» **THE PROBLEM**:
Repeat every record exactly, but keep images out of the copy.

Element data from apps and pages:
***
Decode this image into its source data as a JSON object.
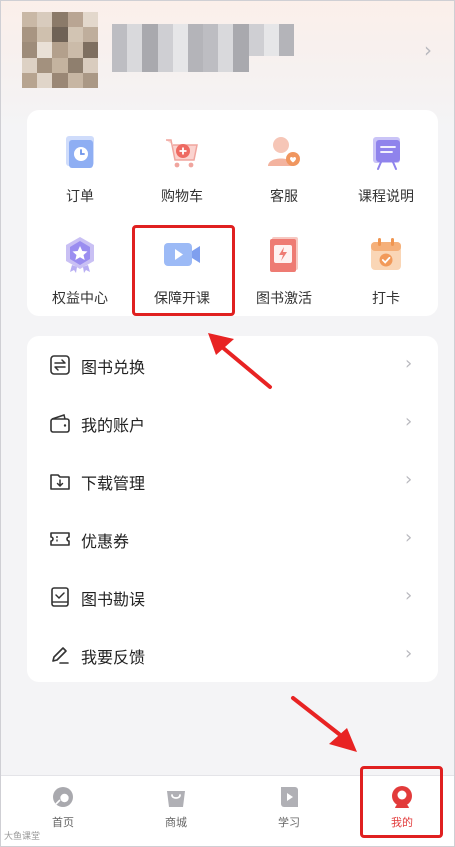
{
  "profile": {
    "avatar_alt": "blurred avatar",
    "name_alt": "blurred user name"
  },
  "grid": [
    {
      "label": "订单",
      "icon": "order-icon"
    },
    {
      "label": "购物车",
      "icon": "shopping-cart-icon"
    },
    {
      "label": "客服",
      "icon": "customer-service-icon"
    },
    {
      "label": "课程说明",
      "icon": "course-intro-icon"
    },
    {
      "label": "权益中心",
      "icon": "benefits-badge-icon"
    },
    {
      "label": "保障开课",
      "icon": "video-camera-icon"
    },
    {
      "label": "图书激活",
      "icon": "book-activate-icon"
    },
    {
      "label": "打卡",
      "icon": "check-in-calendar-icon"
    }
  ],
  "menu": [
    {
      "label": "图书兑换",
      "icon": "exchange-icon"
    },
    {
      "label": "我的账户",
      "icon": "wallet-icon"
    },
    {
      "label": "下载管理",
      "icon": "download-folder-icon"
    },
    {
      "label": "优惠券",
      "icon": "coupon-icon"
    },
    {
      "label": "图书勘误",
      "icon": "book-check-icon"
    },
    {
      "label": "我要反馈",
      "icon": "pencil-icon"
    }
  ],
  "tabs": [
    {
      "label": "首页",
      "icon": "home-icon",
      "active": false
    },
    {
      "label": "商城",
      "icon": "shop-bag-icon",
      "active": false
    },
    {
      "label": "学习",
      "icon": "play-book-icon",
      "active": false
    },
    {
      "label": "我的",
      "icon": "profile-icon",
      "active": true
    }
  ],
  "watermark": "大鱼课堂",
  "colors": {
    "accent_red": "#e23b3b",
    "annotation_red": "#e02020",
    "icon_blue": "#7b9ff0"
  }
}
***
» **TASK RESPONSE**:
Decode this image into its source data as a JSON object.
{
  "profile": {
    "avatar_alt": "blurred avatar",
    "name_alt": "blurred user name"
  },
  "grid": [
    {
      "label": "订单",
      "icon": "order-icon"
    },
    {
      "label": "购物车",
      "icon": "shopping-cart-icon"
    },
    {
      "label": "客服",
      "icon": "customer-service-icon"
    },
    {
      "label": "课程说明",
      "icon": "course-intro-icon"
    },
    {
      "label": "权益中心",
      "icon": "benefits-badge-icon"
    },
    {
      "label": "保障开课",
      "icon": "video-camera-icon"
    },
    {
      "label": "图书激活",
      "icon": "book-activate-icon"
    },
    {
      "label": "打卡",
      "icon": "check-in-calendar-icon"
    }
  ],
  "menu": [
    {
      "label": "图书兑换",
      "icon": "exchange-icon"
    },
    {
      "label": "我的账户",
      "icon": "wallet-icon"
    },
    {
      "label": "下载管理",
      "icon": "download-folder-icon"
    },
    {
      "label": "优惠券",
      "icon": "coupon-icon"
    },
    {
      "label": "图书勘误",
      "icon": "book-check-icon"
    },
    {
      "label": "我要反馈",
      "icon": "pencil-icon"
    }
  ],
  "tabs": [
    {
      "label": "首页",
      "icon": "home-icon",
      "active": false
    },
    {
      "label": "商城",
      "icon": "shop-bag-icon",
      "active": false
    },
    {
      "label": "学习",
      "icon": "play-book-icon",
      "active": false
    },
    {
      "label": "我的",
      "icon": "profile-icon",
      "active": true
    }
  ],
  "watermark": "大鱼课堂",
  "colors": {
    "accent_red": "#e23b3b",
    "annotation_red": "#e02020",
    "icon_blue": "#7b9ff0"
  }
}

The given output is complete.